An old piece I wrote for Sotheby’s The Collector magazine…
There is an old Hepplewhite chair at my mothers house, deep brown mahogany, only slightly chipped, with a vivid blood red seat and a back so exquisitely curved that it’s hard to countenance that it was made by man and not nature. She places it by the Aga and sits in it during the winter months on days when she can’t quite bring herself to turn the heating up for fear of what her late mother would think. It was, after all, her mother’s chair.
If you were to see it in your local antiques centre you would probably walk past it and move on to something else. Something a little less worn, with a little less sag in the seat. And so you should, for this is not your chair. You need to find a chair that can tell your story, one where you and your family will sit and make your own indentations. Chairs are rather unique like that. More than any other piece of furniture, they hold our memories within their frame, of the stories that were told, the meals that were eaten, the laughs, the tears, all within its brilliantly simple structure. Functional, yes, but also a chance to show your individuality through the choices you make.
So what do you look for when choosing your antique chair? Here we take a look at three classic examples to give you a flavour of what you can expect to find on the market. With so many to choose from in such a huge variety of styles, you will have to let instinct guide you to some extent, while keeping in mind that if you are looking for an investment piece, authenticity is absolutely key.
You can’t go too wrong however with a comb back chair, and while their popularity continues to rise across auction rooms, you can hopefully find something unique if you have a good dig around. Originally intended as an 18th century working man’s chair, comb backs were often made to a simple formula by wheel-wrights and carpenters (as opposed to specialist furniture makers) which gives them their wonderful earthy feel. A beautiful addition to a country rustic scheme or a stand out piece with a minimalist décor, the warm tonal shades of ash and elm will ensure this chair is always an inviting place to sit. A great investment piece, as the popularity for simplicity and the lovingly handmade doesn’t look like it will wane anytime soon, but expect to pay around £1,500 – £5,000 for a first rate one at auction.

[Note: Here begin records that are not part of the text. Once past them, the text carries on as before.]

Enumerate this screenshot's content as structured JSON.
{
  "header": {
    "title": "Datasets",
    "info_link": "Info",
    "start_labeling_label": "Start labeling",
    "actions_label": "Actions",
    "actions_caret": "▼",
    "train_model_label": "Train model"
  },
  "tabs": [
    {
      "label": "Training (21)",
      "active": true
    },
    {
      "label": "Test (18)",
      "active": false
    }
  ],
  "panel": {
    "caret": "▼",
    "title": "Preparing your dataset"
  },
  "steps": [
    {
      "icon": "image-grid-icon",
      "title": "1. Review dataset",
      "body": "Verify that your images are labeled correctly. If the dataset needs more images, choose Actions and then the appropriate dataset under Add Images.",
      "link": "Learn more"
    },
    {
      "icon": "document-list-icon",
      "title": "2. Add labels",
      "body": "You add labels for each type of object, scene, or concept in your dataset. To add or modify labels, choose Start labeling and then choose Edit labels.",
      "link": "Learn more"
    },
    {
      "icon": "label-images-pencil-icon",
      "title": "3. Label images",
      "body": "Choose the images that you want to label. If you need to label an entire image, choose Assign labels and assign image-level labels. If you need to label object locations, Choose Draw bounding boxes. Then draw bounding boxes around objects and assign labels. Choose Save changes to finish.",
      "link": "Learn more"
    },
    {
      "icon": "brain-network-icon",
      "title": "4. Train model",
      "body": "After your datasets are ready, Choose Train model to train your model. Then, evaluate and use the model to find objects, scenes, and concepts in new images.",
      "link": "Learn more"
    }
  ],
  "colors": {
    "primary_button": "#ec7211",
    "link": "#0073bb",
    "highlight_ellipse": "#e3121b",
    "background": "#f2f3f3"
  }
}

Our next chair is the more genteel George III mahogany wingback armchair, a charming, elegant and regal piece that will still allow a cosy curl up with a good book. The solid square frame and moulded legs support it’s two characteristic wings, designed primarily to keep drafts out in those large chilly stately homes. The earlier Georgian examples are nearly always leather, with tapestry being a later feature, and at auction, the larger and more sturdy chairs will realise the higher prices. A smart buy, not just for its distinct clear lines and quirky usefulness, but for its enduring appeal with buyers. The lower end of the market starts at around £500 but you can pay anything up to £10,000 for a particularly fine example.
Our final chair is our least expensive, but possibly also our most tricky. The ubiquitous Victorian easy armchair can be bought for a bargain at sale rooms across the country or even with a click of a button on eBay, and with decent period examples going for as little as £2-300, it appears to be a judicious purchase. But with contemporary armchairs selling for similar prices in shops up and down the high street and in styles far more likely to compliment contemporary décor, why would you buy one? Well, this is where you have the opportunity to find something that really suits your style and taste, and with so many variations in colour and pattern available on the market, you are certain to discover an authentic chair that can start to tell your story. You can of course just pop down to Ikea, but when you have the chance to buy something with a bit of history in its bones, why would you not?